district’s Teacher Forum for two years.
How did these teachers get chosen? At each school,
teachers nominate and vote for a school-level Teacher of the Year.
What happens next?
Once chosen, these school-level Teachers of the Year
complete written applications.
Five teams of judges carefully review and score
The 10 applications with the highest scores are
judged by yet a different team of six judges.
The district will announce the five finalists for the
2014–2015 District Teacher of the Year in January 2015. After that, another
panel of judges will spend a day observing the five finalists as they teach
and interviewing them.
The district announces the new District Teacher of
the Year and celebrates each of the Teachers of the Year on March 31, 2015,
during the district’s annual Teacher of the Year Celebration.
The District Teacher of the Year then competes for
the title of State Teacher of the Year.
Mark your calendars now and join us at the Teacher of the
Year Celebration held this year at the Lexington One Performing Arts Center at
River Bluff High.
Lexington One updates cellphone policy
Lexington County School District One recently updated
Policy JICJ Use of Personal Communication Devices which deals with our
students’ use of cellular telephones (cellphones) and other personal
The new policy will be posted online by the South
Carolina School Boards Association soon. In the meantime, we wanted you to know
about the changes.
Effective immediately, both middle and high school
students may have cellphones and other personal communication devices in
school. Students may use devices between classes and during lunch, but still
may not use them during instructional time or in locker rooms or restrooms at
Elementary school students may have cellphones and other
personal communication devices at school now — as long as the devices remain
turned off and out of sight during the school day.
There were also some changes to the consequences for
students who violate the policy. Here are the new consequences for policy
The first offense results in confiscation of the
device for one day and a letter mailed home to parents/legal guardians.
The second offense results in confiscation of the
device for three days and a letter mailed home to parents/legal guardians.
The student must pay a $15 fine before the device will be returned.
The third offense results in confiscation of the
device for five days and a letter mailed home reminding parents/legal
guardians of the severity of what happens if the student violates the
policy one more time.

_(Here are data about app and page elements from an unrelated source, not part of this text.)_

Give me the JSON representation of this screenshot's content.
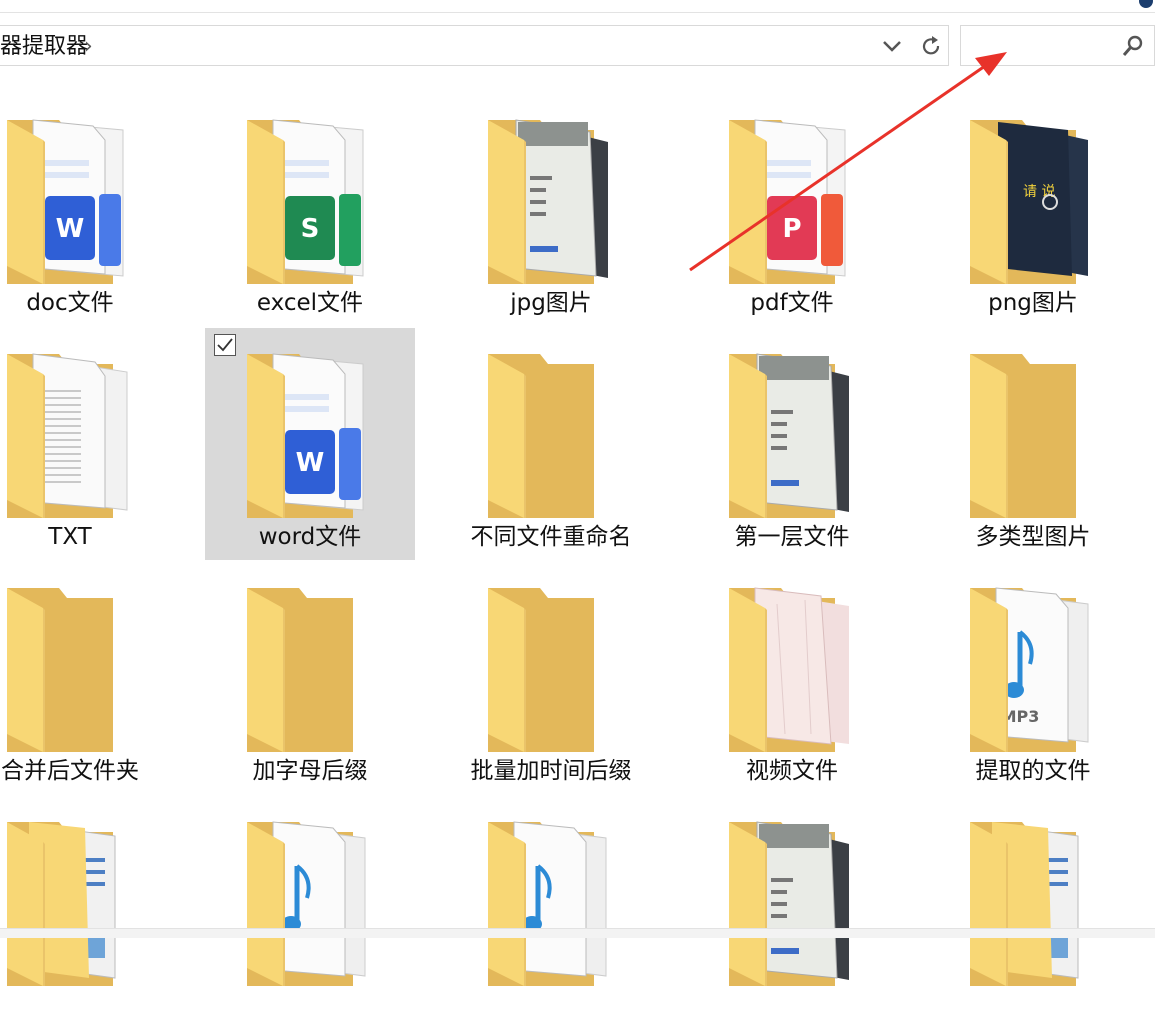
{
  "address_bar": {
    "breadcrumb": "器提取器",
    "separator": "›"
  },
  "search": {
    "placeholder": "",
    "value": ""
  },
  "colors": {
    "folder_back": "#e3b85a",
    "folder_front": "#f8d775",
    "selection": "#d9d9d9",
    "arrow": "#e8322a"
  },
  "items": [
    {
      "label": "doc文件",
      "thumb": "word-doc",
      "selected": false
    },
    {
      "label": "excel文件",
      "thumb": "excel-doc",
      "selected": false
    },
    {
      "label": "jpg图片",
      "thumb": "image-pages",
      "selected": false
    },
    {
      "label": "pdf文件",
      "thumb": "pdf-doc",
      "selected": false
    },
    {
      "label": "png图片",
      "thumb": "dark-image",
      "selected": false
    },
    {
      "label": "TXT",
      "thumb": "text-pages",
      "selected": false
    },
    {
      "label": "word文件",
      "thumb": "word-doc",
      "selected": true
    },
    {
      "label": "不同文件重命名",
      "thumb": "empty",
      "selected": false
    },
    {
      "label": "第一层文件",
      "thumb": "image-pages",
      "selected": false
    },
    {
      "label": "多类型图片",
      "thumb": "empty",
      "selected": false
    },
    {
      "label": "合并后文件夹",
      "thumb": "empty",
      "selected": false
    },
    {
      "label": "加字母后缀",
      "thumb": "empty",
      "selected": false
    },
    {
      "label": "批量加时间后缀",
      "thumb": "empty",
      "selected": false
    },
    {
      "label": "视频文件",
      "thumb": "pink-pages",
      "selected": false
    },
    {
      "label": "提取的文件",
      "thumb": "mp3-doc",
      "selected": false
    },
    {
      "label": "",
      "thumb": "blue-doc",
      "selected": false
    },
    {
      "label": "",
      "thumb": "music-doc",
      "selected": false
    },
    {
      "label": "",
      "thumb": "music-doc",
      "selected": false
    },
    {
      "label": "",
      "thumb": "image-pages",
      "selected": false
    },
    {
      "label": "",
      "thumb": "blue-doc",
      "selected": false
    }
  ]
}
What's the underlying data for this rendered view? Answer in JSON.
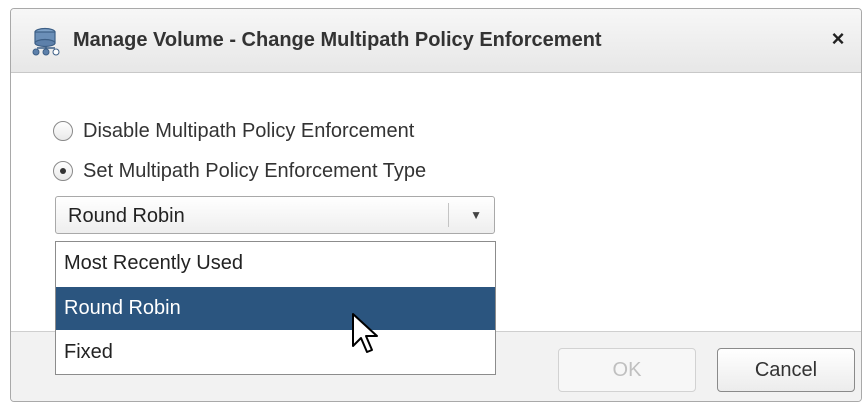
{
  "dialog": {
    "title": "Manage Volume - Change Multipath Policy Enforcement",
    "close_label": "×",
    "icon": "storage-volume-icon"
  },
  "options": {
    "disable_label": "Disable Multipath Policy Enforcement",
    "set_type_label": "Set Multipath Policy Enforcement Type",
    "selected_radio": "set_type"
  },
  "select": {
    "value": "Round Robin",
    "arrow": "▼",
    "items": [
      {
        "label": "Most Recently Used"
      },
      {
        "label": "Round Robin"
      },
      {
        "label": "Fixed"
      }
    ],
    "highlighted_index": 1
  },
  "footer": {
    "ok_label": "OK",
    "cancel_label": "Cancel"
  },
  "colors": {
    "highlight": "#2b557f",
    "title_text": "#333333"
  }
}
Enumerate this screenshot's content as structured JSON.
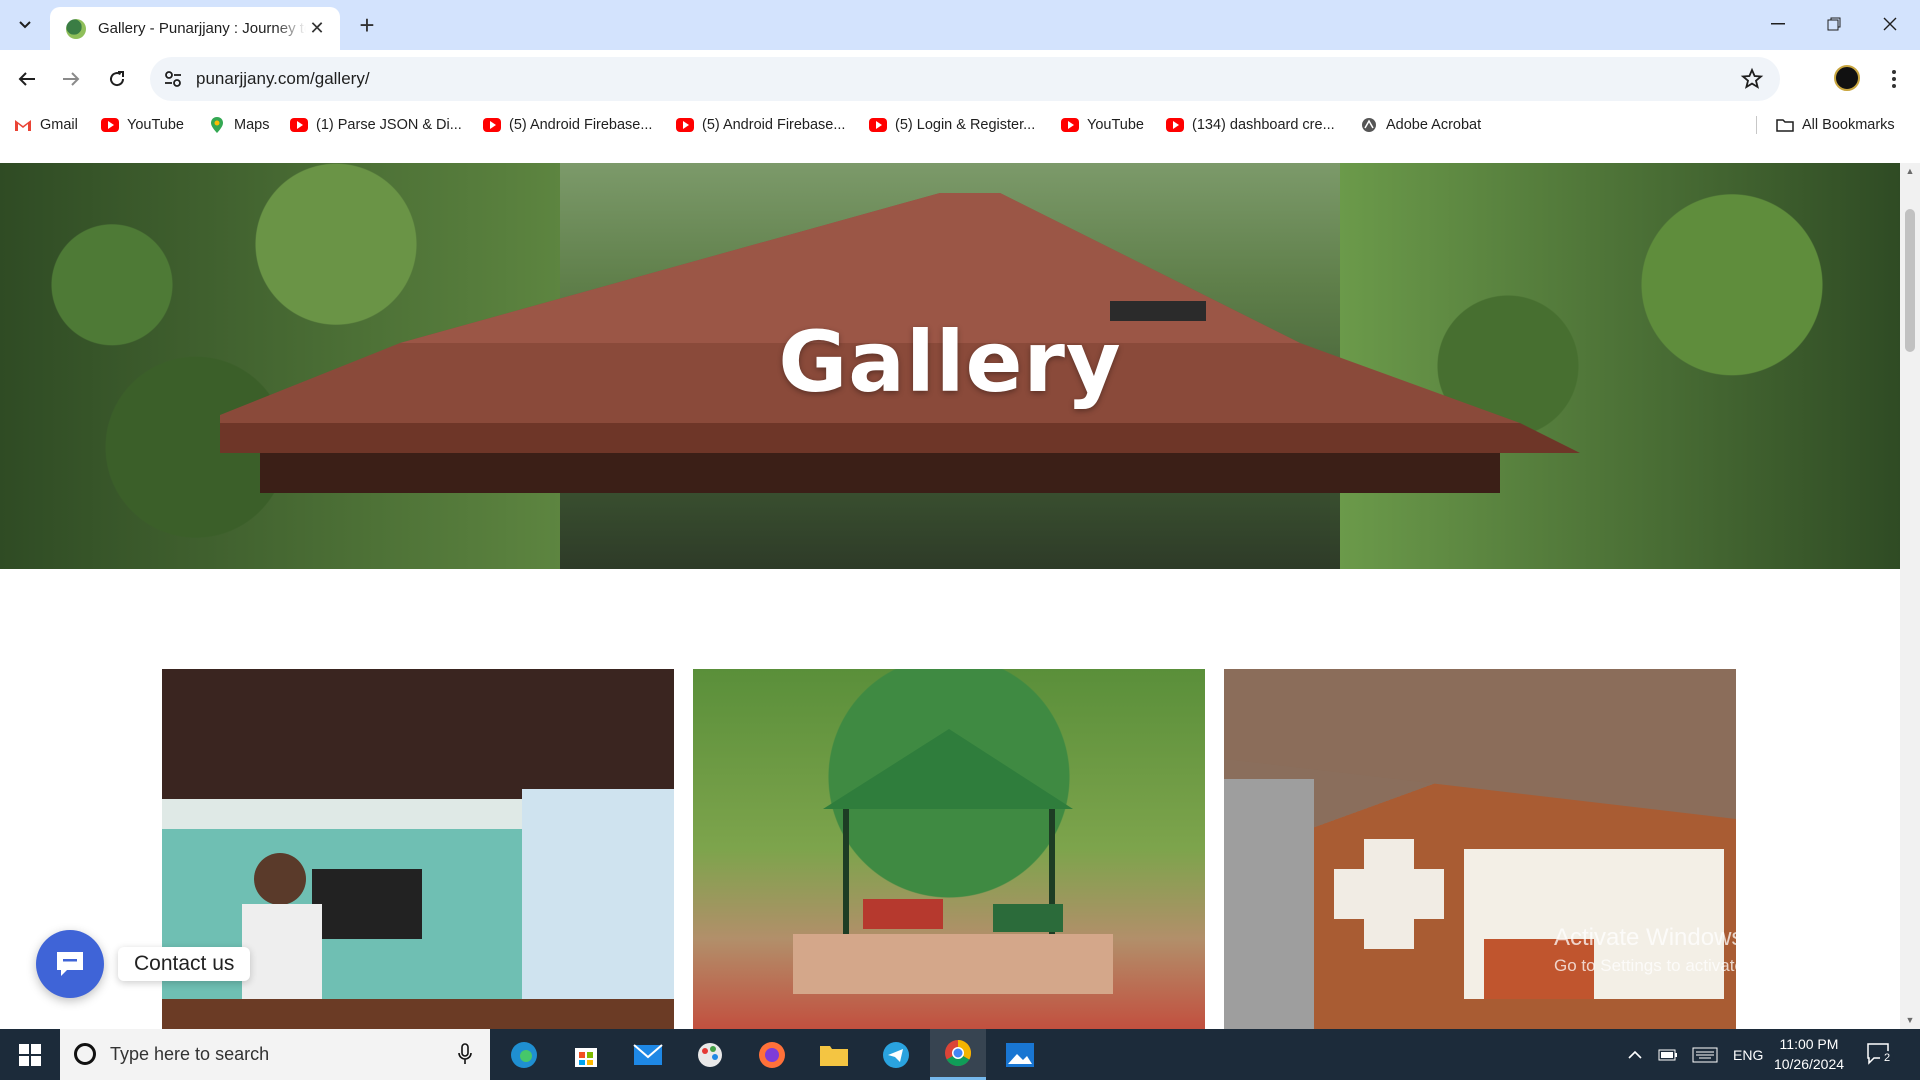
{
  "browser": {
    "tab_title": "Gallery - Punarjjany : Journey to",
    "url": "punarjjany.com/gallery/"
  },
  "bookmarks": [
    {
      "label": "Gmail",
      "icon": "gmail-icon"
    },
    {
      "label": "YouTube",
      "icon": "youtube-icon"
    },
    {
      "label": "Maps",
      "icon": "maps-icon"
    },
    {
      "label": "(1) Parse JSON & Di...",
      "icon": "youtube-icon"
    },
    {
      "label": "(5) Android Firebase...",
      "icon": "youtube-icon"
    },
    {
      "label": "(5) Android Firebase...",
      "icon": "youtube-icon"
    },
    {
      "label": "(5) Login & Register...",
      "icon": "youtube-icon"
    },
    {
      "label": "YouTube",
      "icon": "youtube-icon"
    },
    {
      "label": "(134) dashboard cre...",
      "icon": "youtube-icon"
    },
    {
      "label": "Adobe Acrobat",
      "icon": "acrobat-icon"
    }
  ],
  "all_bookmarks_label": "All Bookmarks",
  "page": {
    "hero_title": "Gallery",
    "contact_label": "Contact us"
  },
  "watermark": {
    "line1": "Activate Windows",
    "line2": "Go to Settings to activate Windows."
  },
  "taskbar": {
    "search_placeholder": "Type here to search",
    "language": "ENG",
    "time": "11:00 PM",
    "date": "10/26/2024",
    "notification_count": "2"
  },
  "colors": {
    "tab_strip": "#d3e3fd",
    "taskbar": "#1c2b3a",
    "contact_button": "#3f64d7"
  }
}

The student must pay a $15 fine before the device
will be returned.
If there is a fourth offense, the student loses the
privilege of bringing any cellphone or other personal communication device
to school for the remainder of the year. A letter is mailed home to
parents/legal guardians informing them of this. The student must pay a $15
How do I find it?
Where do I find out information about the current
Where do my children go to school?
Can I enroll my child online?
Where can I find information about my child’s school? You can
find information on your child’s school web page located here for
Where can I find bus routes? You can find your child’s bus
route on your child’s school web page located here for
There are also links on the
Where can I find out about high school athletics? You can find
information here about Gilbert High,
Pelion High, River
Bluff High and White Knoll High
Where can I learn more about the personal mobile computing
initiative at the middle and high schools?
Does the district have a Facebook, Twitter or YouTube account?